Check each line of the records below and collect those holding "Fresh".

· · · · ·

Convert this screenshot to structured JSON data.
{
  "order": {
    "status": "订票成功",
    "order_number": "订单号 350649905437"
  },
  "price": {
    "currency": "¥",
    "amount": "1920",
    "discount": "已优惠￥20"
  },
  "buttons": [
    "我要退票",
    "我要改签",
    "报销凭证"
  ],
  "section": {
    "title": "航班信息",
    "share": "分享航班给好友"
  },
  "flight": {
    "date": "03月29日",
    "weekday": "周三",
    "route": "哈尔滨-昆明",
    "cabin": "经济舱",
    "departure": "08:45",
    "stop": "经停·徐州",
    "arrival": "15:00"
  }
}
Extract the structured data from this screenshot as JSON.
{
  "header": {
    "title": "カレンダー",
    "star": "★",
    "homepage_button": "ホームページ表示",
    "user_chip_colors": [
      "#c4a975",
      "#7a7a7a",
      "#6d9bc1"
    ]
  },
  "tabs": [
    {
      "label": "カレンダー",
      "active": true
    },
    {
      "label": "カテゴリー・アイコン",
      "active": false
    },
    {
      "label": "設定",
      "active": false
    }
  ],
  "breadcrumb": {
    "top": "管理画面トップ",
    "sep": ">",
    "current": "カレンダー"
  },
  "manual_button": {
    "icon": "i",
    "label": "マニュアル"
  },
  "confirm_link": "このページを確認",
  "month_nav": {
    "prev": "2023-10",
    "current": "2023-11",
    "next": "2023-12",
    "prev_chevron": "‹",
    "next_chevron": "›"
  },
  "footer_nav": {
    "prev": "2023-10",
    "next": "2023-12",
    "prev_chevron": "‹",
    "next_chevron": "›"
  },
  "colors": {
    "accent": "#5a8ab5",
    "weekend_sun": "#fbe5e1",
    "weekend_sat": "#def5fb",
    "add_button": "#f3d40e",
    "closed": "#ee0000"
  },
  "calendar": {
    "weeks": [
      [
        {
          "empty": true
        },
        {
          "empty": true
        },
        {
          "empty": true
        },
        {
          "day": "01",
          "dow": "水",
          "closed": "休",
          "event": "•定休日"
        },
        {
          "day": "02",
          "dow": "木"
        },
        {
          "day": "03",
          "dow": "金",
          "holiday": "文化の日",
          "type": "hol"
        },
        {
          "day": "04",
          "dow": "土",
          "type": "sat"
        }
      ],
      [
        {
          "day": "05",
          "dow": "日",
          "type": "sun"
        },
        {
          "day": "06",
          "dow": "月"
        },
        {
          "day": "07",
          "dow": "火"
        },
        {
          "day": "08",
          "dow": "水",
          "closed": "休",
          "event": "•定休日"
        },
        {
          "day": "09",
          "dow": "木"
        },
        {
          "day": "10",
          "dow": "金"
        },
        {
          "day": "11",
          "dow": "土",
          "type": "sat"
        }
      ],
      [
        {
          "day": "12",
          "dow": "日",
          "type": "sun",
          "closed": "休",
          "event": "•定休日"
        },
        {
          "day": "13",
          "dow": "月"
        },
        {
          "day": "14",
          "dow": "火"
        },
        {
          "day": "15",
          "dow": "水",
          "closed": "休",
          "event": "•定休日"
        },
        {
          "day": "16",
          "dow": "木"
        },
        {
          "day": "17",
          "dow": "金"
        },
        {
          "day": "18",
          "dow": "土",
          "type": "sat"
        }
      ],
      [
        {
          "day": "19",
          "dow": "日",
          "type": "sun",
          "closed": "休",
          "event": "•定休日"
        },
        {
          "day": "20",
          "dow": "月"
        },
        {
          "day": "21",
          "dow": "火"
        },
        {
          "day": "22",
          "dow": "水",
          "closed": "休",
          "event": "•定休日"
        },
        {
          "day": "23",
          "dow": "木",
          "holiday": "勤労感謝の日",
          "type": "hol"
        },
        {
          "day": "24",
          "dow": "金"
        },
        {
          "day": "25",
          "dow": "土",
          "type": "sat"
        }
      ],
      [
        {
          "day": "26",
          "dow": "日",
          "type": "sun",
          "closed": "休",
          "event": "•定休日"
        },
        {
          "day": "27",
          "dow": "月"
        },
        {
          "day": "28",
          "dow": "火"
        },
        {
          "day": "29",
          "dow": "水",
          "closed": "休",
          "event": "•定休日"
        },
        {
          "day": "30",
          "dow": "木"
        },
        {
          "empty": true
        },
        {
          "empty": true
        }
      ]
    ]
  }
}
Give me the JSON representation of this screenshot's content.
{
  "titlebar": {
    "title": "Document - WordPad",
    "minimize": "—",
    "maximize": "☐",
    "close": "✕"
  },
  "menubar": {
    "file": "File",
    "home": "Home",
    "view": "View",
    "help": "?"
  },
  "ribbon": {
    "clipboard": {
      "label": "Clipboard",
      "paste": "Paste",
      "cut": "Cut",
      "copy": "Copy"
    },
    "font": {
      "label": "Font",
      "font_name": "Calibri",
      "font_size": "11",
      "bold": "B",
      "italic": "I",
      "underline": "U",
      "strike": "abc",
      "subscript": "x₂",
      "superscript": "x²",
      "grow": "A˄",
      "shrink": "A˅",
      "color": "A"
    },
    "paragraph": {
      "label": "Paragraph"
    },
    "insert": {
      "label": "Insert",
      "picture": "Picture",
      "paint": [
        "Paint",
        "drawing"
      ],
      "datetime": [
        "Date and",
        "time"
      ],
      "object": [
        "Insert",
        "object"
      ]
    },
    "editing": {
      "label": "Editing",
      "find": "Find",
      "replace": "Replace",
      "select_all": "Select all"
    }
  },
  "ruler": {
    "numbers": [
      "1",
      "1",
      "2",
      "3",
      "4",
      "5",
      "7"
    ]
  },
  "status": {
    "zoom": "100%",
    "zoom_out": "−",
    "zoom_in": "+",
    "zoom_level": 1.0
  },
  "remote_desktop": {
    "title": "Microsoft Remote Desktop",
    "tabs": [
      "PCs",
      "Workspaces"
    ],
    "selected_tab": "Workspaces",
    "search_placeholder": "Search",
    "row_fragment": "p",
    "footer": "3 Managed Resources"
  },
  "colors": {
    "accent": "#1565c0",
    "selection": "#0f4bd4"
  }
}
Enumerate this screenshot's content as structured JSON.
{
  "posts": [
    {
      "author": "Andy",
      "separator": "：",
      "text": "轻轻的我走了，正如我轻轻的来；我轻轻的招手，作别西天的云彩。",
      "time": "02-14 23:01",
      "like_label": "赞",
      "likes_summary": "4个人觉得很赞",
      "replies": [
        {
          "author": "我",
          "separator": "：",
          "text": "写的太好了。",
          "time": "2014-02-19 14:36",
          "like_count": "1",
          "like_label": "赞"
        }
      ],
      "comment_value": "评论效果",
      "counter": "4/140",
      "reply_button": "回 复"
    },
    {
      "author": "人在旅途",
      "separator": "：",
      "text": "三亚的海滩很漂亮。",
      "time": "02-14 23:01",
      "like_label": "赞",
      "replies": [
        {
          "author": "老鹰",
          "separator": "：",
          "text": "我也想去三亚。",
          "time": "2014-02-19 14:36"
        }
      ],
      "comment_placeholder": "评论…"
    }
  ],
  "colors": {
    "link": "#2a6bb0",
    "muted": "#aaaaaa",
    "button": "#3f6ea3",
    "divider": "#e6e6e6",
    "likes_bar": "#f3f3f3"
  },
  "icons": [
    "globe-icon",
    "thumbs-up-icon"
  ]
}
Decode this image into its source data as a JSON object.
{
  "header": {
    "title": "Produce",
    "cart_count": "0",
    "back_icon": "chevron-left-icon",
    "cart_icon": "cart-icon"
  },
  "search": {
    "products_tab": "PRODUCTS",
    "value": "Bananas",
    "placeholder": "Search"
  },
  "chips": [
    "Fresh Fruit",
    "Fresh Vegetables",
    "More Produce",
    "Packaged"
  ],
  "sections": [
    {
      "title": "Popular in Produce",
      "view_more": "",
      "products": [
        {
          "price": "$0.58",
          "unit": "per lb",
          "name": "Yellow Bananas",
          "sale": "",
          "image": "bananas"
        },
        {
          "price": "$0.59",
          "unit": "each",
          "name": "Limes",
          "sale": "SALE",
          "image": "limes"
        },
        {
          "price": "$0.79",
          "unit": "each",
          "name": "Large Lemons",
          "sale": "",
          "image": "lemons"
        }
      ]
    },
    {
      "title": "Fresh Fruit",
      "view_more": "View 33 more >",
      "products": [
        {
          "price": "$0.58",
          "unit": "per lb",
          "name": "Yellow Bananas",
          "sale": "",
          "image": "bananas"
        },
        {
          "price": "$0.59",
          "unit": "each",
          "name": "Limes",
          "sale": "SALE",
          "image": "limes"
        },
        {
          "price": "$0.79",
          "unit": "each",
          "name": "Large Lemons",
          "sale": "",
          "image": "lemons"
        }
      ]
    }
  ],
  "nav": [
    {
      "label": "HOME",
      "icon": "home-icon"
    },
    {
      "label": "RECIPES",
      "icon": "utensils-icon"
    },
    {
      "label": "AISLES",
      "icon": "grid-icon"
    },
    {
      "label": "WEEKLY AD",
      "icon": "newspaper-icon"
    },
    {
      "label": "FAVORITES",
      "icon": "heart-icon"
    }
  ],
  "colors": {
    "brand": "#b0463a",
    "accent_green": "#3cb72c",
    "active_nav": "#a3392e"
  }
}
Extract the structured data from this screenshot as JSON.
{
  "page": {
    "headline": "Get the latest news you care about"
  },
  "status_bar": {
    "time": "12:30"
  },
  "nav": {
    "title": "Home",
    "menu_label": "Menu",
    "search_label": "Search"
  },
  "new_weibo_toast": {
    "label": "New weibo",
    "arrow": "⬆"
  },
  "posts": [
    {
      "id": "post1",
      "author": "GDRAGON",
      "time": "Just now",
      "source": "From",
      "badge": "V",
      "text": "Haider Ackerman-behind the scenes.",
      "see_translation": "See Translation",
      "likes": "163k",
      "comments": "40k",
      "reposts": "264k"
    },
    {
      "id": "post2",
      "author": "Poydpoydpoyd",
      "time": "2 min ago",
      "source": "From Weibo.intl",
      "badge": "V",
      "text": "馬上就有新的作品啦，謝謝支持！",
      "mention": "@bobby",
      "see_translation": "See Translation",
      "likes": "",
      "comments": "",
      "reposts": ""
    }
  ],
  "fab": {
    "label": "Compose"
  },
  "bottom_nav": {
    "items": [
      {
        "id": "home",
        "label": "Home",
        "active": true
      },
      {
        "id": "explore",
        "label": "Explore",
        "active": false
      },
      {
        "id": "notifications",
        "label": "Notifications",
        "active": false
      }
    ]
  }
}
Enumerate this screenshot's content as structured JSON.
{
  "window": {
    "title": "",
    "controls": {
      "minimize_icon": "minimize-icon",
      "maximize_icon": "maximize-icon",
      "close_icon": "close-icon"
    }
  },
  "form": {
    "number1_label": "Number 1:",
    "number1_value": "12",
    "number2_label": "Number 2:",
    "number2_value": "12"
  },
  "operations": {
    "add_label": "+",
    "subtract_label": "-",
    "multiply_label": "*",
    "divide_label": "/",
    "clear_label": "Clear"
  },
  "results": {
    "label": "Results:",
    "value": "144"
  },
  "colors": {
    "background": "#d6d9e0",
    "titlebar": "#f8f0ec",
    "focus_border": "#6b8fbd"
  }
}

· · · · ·

> RESPONSE
    "Fresh Fruit",
    "Fresh Vegetables",
      "title": "Fresh Fruit",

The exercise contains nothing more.